William King Diary Entry
Cobb County, Georgia
23 Aug’t. 1864.
For 2 days past the [torn] quite cool, fall like. I went this morning to see my old neighbor Mr. Hutchins, who lives in Wm. Russell’s House, he has been sick for over a week, having a family of 6 children, mostly little ones, to provide for by his day labor for Gov’t, having had nothing left him by the Robbers while in the country. I think he has been made sick by over hard work on the R.R. I found there quite an intelligent & interesting soldier–Ives–a brother in Law of Gen’l Bates, he is a native of N.Y. but removed to Ill. many years ago. Tabby’s child is better & she went back to Mr. Shepard’s yesterday. Mam Maria has a bad cold & sick, she has complained much all the summer, & has lost much in weight. I tell her that anxiety & plain living do not agree with her. She is very anxious for me to leave here, her kind feelings controling her, she does not think as well of the Federal soldiers as I do; she says there are too many bad men among them, & she fears I may innocently get into some difficulty–one of them told her the other day that one of the Tel. post near the House had been cut down some night lately, & people believed I did it, it alarmed the old Lady much, she told him I would never do such a thing, and that I never went out of the House at night.
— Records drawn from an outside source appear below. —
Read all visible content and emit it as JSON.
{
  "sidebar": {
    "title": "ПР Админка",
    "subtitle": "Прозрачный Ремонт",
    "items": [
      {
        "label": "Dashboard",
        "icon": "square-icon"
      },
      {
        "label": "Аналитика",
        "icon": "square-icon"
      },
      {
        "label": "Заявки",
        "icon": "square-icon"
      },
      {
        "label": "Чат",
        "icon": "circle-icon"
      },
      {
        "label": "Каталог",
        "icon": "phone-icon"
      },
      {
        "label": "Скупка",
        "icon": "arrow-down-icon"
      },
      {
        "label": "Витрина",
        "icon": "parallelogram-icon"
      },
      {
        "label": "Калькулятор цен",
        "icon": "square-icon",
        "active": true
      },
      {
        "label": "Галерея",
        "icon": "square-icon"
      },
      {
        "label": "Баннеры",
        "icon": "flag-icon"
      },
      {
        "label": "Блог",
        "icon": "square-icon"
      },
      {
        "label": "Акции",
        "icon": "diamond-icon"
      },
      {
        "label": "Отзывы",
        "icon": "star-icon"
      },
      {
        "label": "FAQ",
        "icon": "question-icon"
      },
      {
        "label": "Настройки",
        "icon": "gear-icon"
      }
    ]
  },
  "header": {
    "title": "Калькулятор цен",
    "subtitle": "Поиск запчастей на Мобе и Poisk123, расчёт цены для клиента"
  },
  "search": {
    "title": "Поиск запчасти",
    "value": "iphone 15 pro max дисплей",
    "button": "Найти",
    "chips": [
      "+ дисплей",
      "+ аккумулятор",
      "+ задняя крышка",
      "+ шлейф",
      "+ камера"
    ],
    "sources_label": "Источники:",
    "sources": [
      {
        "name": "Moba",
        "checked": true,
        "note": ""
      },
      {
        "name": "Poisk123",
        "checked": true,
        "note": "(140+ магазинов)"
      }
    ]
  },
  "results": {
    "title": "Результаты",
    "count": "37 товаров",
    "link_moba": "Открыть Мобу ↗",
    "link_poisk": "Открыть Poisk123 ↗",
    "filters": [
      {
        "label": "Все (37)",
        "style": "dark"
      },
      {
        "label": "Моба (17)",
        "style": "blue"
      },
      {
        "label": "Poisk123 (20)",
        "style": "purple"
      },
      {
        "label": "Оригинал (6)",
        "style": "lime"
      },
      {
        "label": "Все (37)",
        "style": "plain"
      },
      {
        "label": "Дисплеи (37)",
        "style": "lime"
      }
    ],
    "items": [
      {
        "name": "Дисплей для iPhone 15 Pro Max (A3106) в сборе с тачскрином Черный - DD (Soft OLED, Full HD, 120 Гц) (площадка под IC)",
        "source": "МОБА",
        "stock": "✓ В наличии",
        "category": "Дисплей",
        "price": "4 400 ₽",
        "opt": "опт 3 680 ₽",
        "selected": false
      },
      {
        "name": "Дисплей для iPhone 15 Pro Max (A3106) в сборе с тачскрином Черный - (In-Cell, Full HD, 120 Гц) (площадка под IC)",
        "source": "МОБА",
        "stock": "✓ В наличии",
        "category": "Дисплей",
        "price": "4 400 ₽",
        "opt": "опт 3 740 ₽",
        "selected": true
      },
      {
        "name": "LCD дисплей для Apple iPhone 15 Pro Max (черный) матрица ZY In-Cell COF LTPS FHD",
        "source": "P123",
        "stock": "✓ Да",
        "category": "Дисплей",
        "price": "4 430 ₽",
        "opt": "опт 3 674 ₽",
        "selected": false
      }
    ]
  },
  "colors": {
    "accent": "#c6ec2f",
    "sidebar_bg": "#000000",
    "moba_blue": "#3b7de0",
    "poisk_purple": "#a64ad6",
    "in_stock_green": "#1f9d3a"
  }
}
Dr. Miller is having all the waste planks from the last encampment on the premises collected up, for the use of his Hospital; there is much of it here, and as it was useless for us to try to save it, I sent a message to Dr. M. that he had better take it all.
Mr. Clarke & myself made Mr. Shepard a visit this afternoon & found another Bale of his Cotton had been cut open & the Bagging stolen, he has no guard. On our return Home, I found my guard had hurried run off, having become alarmed, their pickets having been fired on during our absence, about 1/2 Mile from the House, near Mrs. McC. and had been drawn in, he became apprehensive that the Johneys (Scouts) might come up to the House & take him. We went to Bed without seeing our guard tonight. Fine, pleasant weather.
From Documenting the American South- UNC Chapel Hill